#### RECORDED INFORMATION ####
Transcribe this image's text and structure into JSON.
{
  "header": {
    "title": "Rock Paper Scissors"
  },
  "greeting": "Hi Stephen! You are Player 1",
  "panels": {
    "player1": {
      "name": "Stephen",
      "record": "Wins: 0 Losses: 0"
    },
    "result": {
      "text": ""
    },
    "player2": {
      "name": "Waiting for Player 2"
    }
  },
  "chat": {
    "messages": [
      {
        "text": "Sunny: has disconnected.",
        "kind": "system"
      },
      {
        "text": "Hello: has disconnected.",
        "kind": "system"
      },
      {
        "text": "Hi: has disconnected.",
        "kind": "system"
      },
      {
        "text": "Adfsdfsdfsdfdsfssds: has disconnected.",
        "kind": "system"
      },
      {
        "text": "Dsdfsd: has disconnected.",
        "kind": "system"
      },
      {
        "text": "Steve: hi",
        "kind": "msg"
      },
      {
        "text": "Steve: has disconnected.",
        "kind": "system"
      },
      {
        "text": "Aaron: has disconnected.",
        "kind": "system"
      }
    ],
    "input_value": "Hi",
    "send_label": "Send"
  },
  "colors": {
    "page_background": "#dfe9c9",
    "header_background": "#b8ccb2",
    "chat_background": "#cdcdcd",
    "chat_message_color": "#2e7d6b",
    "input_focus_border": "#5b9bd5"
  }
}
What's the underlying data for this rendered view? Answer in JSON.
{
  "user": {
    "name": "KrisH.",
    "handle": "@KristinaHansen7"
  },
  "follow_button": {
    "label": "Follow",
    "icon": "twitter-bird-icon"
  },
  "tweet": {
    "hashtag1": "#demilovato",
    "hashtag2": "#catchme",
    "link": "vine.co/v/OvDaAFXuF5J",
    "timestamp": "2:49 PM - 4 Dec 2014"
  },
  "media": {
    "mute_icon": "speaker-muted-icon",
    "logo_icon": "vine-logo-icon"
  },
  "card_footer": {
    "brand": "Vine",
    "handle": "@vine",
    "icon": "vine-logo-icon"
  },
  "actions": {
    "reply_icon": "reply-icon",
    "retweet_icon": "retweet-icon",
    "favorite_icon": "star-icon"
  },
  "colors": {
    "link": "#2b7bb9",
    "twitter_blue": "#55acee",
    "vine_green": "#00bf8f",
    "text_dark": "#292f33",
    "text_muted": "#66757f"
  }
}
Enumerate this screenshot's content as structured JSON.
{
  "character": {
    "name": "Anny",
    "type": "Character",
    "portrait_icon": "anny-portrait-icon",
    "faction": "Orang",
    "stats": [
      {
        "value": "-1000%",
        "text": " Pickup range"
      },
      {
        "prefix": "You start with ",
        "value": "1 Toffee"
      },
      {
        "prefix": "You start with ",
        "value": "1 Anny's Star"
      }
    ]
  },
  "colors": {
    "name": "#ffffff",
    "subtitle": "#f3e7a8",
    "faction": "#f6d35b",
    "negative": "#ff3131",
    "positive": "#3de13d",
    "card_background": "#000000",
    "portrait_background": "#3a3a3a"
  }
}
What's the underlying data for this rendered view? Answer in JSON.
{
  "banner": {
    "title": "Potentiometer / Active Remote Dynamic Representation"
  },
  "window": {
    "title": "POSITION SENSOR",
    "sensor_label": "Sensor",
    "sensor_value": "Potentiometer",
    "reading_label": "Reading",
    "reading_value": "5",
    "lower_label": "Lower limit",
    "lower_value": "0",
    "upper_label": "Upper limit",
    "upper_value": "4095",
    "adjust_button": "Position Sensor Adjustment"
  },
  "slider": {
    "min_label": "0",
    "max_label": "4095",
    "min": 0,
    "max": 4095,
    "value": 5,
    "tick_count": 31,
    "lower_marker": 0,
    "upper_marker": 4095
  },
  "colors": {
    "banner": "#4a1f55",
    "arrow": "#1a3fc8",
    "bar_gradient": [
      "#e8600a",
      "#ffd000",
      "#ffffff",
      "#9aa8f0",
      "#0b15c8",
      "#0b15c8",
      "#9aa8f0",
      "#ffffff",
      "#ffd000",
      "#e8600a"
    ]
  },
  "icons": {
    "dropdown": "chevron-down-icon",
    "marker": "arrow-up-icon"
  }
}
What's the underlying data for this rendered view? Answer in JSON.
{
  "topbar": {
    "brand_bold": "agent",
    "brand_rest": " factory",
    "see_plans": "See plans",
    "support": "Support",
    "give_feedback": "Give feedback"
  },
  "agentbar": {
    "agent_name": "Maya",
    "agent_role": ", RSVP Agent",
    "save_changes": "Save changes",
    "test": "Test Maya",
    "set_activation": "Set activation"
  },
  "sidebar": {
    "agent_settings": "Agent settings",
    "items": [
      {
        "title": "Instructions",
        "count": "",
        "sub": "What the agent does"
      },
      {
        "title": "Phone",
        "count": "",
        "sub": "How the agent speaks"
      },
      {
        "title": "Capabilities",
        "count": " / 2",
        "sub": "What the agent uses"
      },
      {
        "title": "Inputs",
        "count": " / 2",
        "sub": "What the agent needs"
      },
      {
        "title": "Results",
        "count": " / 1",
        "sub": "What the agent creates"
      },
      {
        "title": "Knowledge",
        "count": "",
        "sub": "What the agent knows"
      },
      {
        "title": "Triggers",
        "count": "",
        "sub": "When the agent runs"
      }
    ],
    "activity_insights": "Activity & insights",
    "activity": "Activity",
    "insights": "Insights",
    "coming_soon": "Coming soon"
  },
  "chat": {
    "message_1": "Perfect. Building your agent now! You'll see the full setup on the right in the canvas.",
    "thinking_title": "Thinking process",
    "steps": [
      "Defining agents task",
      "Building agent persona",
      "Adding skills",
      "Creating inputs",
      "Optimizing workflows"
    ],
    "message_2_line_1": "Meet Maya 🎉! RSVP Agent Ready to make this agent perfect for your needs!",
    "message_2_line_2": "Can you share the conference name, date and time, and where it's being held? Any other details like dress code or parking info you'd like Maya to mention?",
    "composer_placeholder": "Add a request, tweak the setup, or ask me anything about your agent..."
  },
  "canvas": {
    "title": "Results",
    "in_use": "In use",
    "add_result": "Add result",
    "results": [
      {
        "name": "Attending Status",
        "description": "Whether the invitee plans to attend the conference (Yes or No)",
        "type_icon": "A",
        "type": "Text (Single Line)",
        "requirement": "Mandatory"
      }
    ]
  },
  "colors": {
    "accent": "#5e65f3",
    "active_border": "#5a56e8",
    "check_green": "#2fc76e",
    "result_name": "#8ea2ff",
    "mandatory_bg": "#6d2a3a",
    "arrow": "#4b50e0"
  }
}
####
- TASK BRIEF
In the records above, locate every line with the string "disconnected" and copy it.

- RESULT FOR THIS TASK
        "text": "Sunny: has disconnected.",
        "text": "Hello: has disconnected.",
        "text": "Hi: has disconnected.",
        "text": "Adfsdfsdfsdfdsfssds: has disconnected.",
        "text": "Dsdfsd: has disconnected.",
        "text": "Steve: has disconnected.",
        "text": "Aaron: has disconnected.",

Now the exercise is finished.